EXERCISE: Find how many lines of the records below contain the word "title" and write that number by itself.

##### INPUT

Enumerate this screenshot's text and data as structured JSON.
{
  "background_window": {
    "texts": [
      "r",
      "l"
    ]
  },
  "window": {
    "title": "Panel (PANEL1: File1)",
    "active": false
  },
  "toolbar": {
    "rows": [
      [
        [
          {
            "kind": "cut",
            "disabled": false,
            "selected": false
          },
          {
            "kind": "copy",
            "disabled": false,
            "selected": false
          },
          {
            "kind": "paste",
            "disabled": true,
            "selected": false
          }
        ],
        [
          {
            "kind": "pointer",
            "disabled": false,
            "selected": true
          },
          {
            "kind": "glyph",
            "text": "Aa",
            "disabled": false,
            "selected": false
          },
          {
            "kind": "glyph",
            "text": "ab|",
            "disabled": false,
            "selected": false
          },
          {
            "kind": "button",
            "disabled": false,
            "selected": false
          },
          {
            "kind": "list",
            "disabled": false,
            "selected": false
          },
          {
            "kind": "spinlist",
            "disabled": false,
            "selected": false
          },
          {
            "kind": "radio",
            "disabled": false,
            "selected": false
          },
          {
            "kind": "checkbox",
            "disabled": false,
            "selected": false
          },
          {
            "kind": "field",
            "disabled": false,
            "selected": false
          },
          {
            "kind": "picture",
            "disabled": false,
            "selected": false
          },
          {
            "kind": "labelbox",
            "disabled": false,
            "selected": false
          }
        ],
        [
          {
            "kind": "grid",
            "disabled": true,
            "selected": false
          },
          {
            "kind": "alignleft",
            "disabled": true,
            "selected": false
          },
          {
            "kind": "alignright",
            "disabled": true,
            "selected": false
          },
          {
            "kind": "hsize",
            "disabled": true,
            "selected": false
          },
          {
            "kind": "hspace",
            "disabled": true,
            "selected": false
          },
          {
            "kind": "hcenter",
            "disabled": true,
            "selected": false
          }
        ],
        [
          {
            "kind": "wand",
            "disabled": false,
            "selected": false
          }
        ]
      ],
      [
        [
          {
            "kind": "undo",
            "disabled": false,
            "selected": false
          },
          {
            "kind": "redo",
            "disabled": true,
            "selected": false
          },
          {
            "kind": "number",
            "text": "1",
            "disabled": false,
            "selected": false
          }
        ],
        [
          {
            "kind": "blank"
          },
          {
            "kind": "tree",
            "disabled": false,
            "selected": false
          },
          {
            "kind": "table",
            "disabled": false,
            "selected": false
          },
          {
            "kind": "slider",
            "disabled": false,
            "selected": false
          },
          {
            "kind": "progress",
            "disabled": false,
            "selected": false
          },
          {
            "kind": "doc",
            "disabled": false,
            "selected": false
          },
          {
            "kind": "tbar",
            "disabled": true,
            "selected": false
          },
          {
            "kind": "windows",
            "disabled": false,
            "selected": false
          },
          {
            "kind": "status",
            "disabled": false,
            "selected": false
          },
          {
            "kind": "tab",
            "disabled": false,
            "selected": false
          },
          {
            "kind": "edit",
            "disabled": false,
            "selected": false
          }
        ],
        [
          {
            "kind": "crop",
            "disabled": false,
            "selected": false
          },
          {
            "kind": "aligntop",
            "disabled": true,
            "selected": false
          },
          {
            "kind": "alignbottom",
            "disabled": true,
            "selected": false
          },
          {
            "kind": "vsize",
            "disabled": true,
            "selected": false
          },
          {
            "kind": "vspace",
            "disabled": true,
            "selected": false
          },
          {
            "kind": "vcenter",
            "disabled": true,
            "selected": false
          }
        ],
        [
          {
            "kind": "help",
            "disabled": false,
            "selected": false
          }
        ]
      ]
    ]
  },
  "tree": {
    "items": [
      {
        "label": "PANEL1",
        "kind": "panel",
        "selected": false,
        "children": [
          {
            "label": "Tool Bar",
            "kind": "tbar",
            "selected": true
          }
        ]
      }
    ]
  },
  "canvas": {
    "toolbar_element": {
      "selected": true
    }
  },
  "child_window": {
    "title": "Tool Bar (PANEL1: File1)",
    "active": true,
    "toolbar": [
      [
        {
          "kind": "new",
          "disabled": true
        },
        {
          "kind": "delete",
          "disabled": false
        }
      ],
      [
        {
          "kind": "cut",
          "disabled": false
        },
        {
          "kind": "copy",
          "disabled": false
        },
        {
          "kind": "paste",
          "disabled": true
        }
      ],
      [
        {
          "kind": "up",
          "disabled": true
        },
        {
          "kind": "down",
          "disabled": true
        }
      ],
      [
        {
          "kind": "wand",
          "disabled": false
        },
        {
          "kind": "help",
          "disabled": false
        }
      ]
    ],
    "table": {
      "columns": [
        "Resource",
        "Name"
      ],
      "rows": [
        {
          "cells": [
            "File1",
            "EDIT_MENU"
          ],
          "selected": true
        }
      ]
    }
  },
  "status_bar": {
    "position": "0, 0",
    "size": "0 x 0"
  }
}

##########

ANSWER FOR THE TASK: 2